Your task is to copy each line in the listing that includes the word "packageFragment".

[Start of Attachment]

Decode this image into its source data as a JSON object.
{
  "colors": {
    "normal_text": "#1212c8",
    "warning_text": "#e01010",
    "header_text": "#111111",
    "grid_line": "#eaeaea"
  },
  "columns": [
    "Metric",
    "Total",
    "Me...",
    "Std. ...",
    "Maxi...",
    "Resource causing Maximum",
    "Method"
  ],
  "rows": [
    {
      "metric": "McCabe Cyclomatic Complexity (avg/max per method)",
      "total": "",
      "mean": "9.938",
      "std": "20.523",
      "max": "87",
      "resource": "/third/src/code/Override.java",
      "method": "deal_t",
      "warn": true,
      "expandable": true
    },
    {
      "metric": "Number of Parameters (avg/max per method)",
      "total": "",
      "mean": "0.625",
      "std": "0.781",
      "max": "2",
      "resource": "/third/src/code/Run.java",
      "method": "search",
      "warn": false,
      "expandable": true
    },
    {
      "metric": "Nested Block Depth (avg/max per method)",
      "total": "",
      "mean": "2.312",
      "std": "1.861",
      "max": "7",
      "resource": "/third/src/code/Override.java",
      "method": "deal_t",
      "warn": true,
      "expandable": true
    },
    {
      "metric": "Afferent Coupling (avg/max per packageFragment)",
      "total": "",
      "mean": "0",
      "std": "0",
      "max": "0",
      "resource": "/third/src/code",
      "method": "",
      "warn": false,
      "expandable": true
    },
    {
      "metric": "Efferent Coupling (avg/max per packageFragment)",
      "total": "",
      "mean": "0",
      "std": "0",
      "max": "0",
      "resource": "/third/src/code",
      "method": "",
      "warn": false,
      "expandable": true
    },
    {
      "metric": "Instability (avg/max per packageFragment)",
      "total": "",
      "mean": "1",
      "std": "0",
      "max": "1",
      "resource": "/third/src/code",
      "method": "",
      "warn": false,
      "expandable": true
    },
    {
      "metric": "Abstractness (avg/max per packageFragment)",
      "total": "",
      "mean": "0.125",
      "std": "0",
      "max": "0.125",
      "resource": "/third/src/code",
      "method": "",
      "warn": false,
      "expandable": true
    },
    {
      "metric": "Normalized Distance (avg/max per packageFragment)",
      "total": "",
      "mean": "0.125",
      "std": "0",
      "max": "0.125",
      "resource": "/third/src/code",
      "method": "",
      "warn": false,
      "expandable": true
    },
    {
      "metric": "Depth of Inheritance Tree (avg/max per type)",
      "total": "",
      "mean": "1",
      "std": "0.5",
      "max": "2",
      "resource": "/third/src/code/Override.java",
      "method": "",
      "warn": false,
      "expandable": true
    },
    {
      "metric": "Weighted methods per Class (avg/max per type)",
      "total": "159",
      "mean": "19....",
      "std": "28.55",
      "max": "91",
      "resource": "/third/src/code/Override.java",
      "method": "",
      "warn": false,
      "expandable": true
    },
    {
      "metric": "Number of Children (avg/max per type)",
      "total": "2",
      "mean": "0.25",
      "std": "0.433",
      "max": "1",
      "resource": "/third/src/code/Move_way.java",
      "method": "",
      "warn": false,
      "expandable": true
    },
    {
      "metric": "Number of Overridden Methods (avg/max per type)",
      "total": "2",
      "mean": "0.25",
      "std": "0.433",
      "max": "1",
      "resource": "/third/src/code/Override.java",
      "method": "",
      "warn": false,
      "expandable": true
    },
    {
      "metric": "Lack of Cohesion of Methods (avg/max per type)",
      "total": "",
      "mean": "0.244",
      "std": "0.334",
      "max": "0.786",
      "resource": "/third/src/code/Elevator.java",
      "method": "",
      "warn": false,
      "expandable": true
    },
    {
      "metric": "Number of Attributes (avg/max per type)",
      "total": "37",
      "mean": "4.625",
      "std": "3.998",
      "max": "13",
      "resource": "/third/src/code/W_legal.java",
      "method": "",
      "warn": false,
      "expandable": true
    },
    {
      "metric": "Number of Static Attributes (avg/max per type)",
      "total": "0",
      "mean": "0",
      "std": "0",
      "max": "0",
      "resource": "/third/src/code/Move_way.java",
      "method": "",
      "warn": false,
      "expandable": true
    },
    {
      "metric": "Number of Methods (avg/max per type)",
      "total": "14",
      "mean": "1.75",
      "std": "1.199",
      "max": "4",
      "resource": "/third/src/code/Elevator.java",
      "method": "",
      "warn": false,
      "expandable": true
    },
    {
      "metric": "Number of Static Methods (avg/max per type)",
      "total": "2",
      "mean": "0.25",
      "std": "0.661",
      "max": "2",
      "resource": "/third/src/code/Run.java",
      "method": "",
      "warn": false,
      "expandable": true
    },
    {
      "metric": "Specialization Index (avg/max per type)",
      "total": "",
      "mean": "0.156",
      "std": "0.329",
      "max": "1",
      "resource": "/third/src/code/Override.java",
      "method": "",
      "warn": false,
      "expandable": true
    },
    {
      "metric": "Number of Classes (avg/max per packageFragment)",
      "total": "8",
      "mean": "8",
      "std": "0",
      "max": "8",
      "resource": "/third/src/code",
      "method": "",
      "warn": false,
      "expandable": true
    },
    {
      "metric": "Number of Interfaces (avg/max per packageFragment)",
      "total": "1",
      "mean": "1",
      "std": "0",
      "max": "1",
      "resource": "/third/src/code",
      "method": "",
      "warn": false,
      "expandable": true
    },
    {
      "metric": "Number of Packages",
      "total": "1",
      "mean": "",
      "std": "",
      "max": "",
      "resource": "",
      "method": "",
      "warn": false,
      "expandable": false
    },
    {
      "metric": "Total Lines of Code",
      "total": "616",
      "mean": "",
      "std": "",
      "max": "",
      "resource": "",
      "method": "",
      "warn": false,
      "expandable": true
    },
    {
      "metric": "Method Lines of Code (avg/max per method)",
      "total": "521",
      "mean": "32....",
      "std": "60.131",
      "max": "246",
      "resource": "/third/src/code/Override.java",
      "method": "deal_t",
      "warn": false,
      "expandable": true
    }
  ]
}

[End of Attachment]

Task answer:
      "metric": "Afferent Coupling (avg/max per packageFragment)",
      "metric": "Efferent Coupling (avg/max per packageFragment)",
      "metric": "Instability (avg/max per packageFragment)",
      "metric": "Abstractness (avg/max per packageFragment)",
      "metric": "Normalized Distance (avg/max per packageFragment)",
      "metric": "Number of Classes (avg/max per packageFragment)",
      "metric": "Number of Interfaces (avg/max per packageFragment)",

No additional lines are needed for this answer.